## Exercise aim
Your job is to report every line of the entries that has "from".

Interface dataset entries
"""
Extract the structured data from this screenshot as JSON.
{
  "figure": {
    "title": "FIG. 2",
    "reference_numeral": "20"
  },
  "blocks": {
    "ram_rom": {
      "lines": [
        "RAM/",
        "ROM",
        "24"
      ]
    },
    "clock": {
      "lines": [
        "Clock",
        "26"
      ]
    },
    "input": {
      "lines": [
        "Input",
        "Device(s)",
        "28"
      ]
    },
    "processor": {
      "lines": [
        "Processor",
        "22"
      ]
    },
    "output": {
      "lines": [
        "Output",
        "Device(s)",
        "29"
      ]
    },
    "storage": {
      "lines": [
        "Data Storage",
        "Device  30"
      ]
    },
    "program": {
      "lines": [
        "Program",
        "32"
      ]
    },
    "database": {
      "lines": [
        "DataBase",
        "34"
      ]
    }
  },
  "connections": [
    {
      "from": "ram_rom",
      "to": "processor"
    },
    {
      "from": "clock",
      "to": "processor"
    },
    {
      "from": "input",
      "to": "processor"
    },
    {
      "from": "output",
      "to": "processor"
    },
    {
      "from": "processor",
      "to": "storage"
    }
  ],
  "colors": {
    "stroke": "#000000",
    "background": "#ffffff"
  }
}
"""
## Exercise output
Extract the structured data from this screenshot as JSON.
      "from": "ram_rom",
      "from": "clock",
      "from": "input",
      "from": "output",
      "from": "processor",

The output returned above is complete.